Meanwhile, the oil markets took a breather after two straight days of solid gains, with U.S. crude settling 0.31 percent lower at $41.80 a barrel. Weekly rig count data from Baker Hughes showed the U.S. added seven rigs.
U.S. Treasurys erased slight gains after the jobs report release, with with two-year note yield holding near 0.71 percent and the benchmark 10-year yield around 1.58 percent.
"The risk is to the upside in yields," said Kathy Jones, chief fixed income strategist at Charles Schwab. "I'm actually surprised the short end of the curve didn't move higher."
The dollar rose against a basket of currencies, with the euro near $1.108 and the around 101.8.
Earnings season began winding down Friday, with Allianz and Novo Nordisk, among others posting results before the bell. Next week, a slew of retail firms will be reporting quarterly results, including Nordstrom and Macy's.

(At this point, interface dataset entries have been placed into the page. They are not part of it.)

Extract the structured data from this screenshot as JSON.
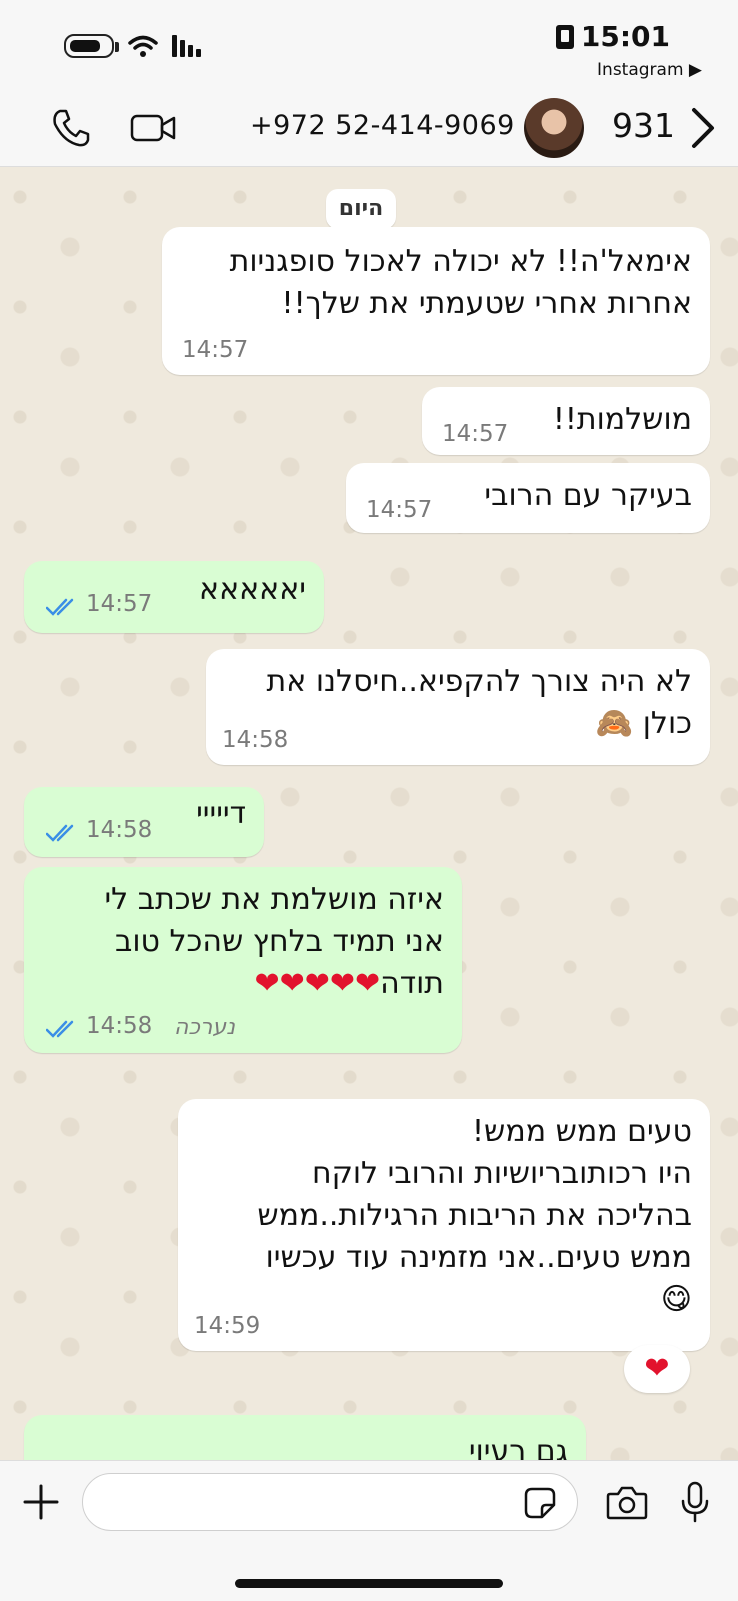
{
  "status": {
    "time": "15:01",
    "back_app": "Instagram ▶"
  },
  "header": {
    "phone": "+972 52-414-9069",
    "count": "931"
  },
  "chat": {
    "day_label": "היום",
    "messages": [
      {
        "dir": "in",
        "lines": [
          "אימאל'ה!! לא יכולה לאכול סופגניות",
          "אחרות אחרי שטעמתי את שלך!!"
        ],
        "time": "14:57"
      },
      {
        "dir": "in",
        "lines": [
          "מושלמות!!"
        ],
        "time": "14:57"
      },
      {
        "dir": "in",
        "lines": [
          "בעיקר עם הרובי"
        ],
        "time": "14:57"
      },
      {
        "dir": "out",
        "lines": [
          "יאאאאא"
        ],
        "time": "14:57"
      },
      {
        "dir": "in",
        "lines": [
          "לא היה צורך להקפיא..חיסלנו את",
          "כולן 🙈"
        ],
        "time": "14:58"
      },
      {
        "dir": "out",
        "lines": [
          "דייייי"
        ],
        "time": "14:58"
      },
      {
        "dir": "out",
        "lines": [
          "איזה מושלמת את שכתב לי",
          "אני תמיד בלחץ שהכל טוב",
          "תודה"
        ],
        "hearts": "❤❤❤❤❤",
        "time": "14:58",
        "edited": "נערכה"
      },
      {
        "dir": "in",
        "lines": [
          "טעים ממש ממש!",
          "היו רכותובריושיות והרובי לוקח",
          "בהליכה את הריבות הרגילות..ממש",
          "ממש טעים..אני מזמינה עוד עכשיו",
          "😋"
        ],
        "time": "14:59"
      },
      {
        "dir": "out",
        "lines": [
          "גם רעיוי"
        ]
      }
    ],
    "reaction": "❤"
  },
  "composer": {
    "placeholder": ""
  },
  "colors": {
    "incoming": "#ffffff",
    "outgoing": "#d9fdd3",
    "tick_read": "#3a8ee6"
  },
  "icons": [
    "battery-icon",
    "wifi-icon",
    "signal-icon",
    "sim-icon",
    "phone-icon",
    "video-icon",
    "chevron-right-icon",
    "plus-icon",
    "sticker-icon",
    "camera-icon",
    "mic-icon",
    "double-check-icon"
  ]
}
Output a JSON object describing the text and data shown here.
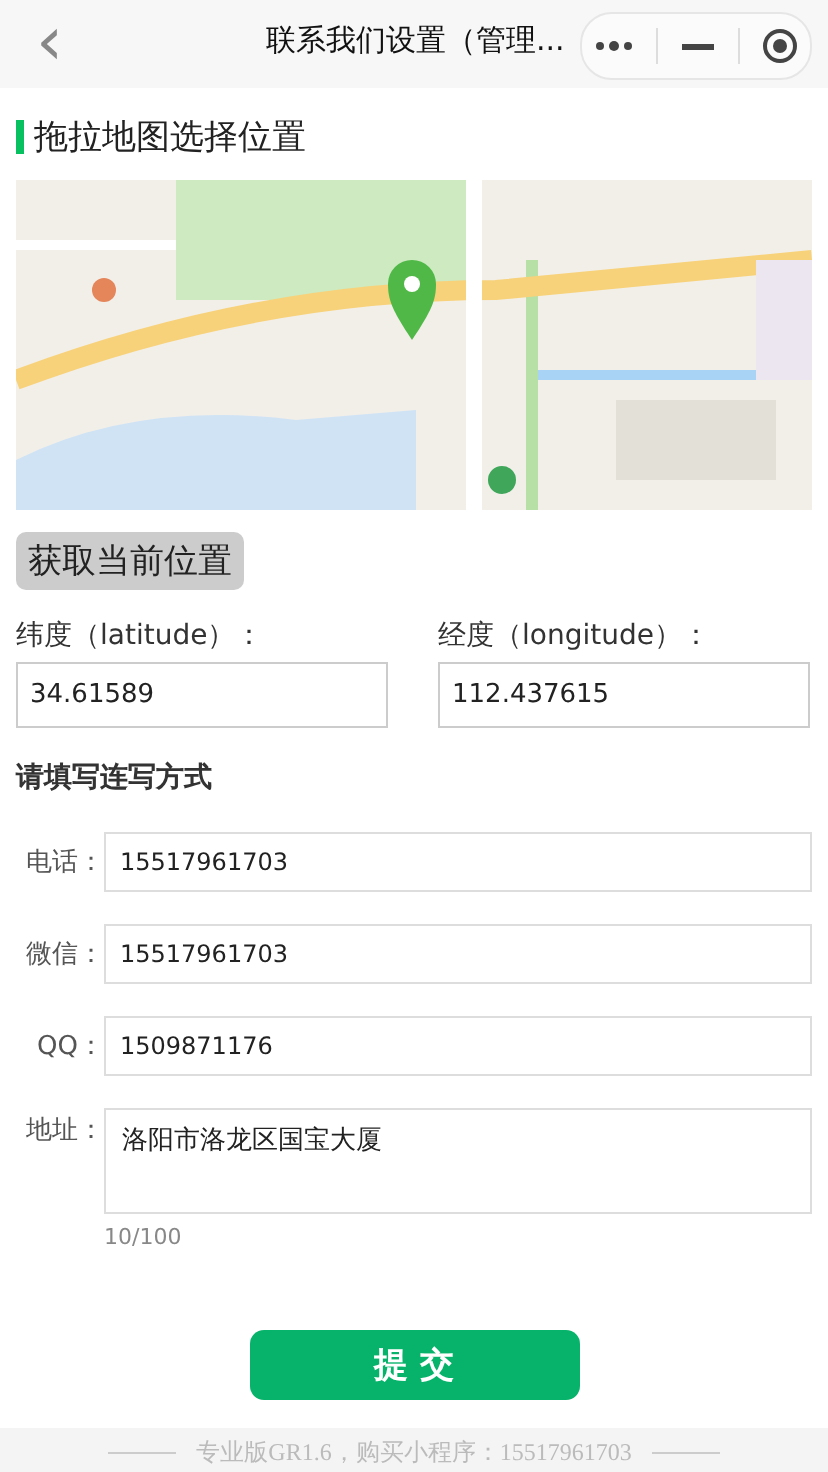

"Retail gives you the best indicator of how the consumer is doing," said Howard Silverblatt, senior index analyst at S&P Dow Jones. He also noted that, while the market is near all-time highs "we have not moved much. We're settling on a trading range, but it's at the higher end.
Overseas, European markets rose broadly, with the Stoxx 600 index advancing about 1 percent. Asian markets were mixed, with the Nikkei 225 closing flat and the Shanghai composite slipping 0.19 percent.
The Dow Jones industrial average closed 191.48 points higher, or 1.04 percent, at 18,543.53, with Merck leading advancers and Verizon the top decliner.
The rose 18.62 points, or 0.86 percent, to close at 2,182.87, with financials leading eight sectors higher and utilities and telecommunications lagging.
The Nasdaq rose 54.87 points, or 1.06 percent, to 5,221.12.
About three stocks advanced for every decliner on the New York Stock Exchange, with an exchange volume of 848.87 million and a composite volume of 3.555 billion at the close.
The CBOE Volatility index (VIX), widely considered the best gauge of fear in the market, traded lower, near 11.3.
Gold futures for December delivery settled $23 lower at $1,344.40 per ounce.
Correction: This story has been updated to reflect that Glassdoor's Andrew Chamberlain said this is the largest labor-market expansion since the 1990s.
On tap this week:
*Planner subject to change.
1 p.m.Rig count
3 p.m. Consumer credit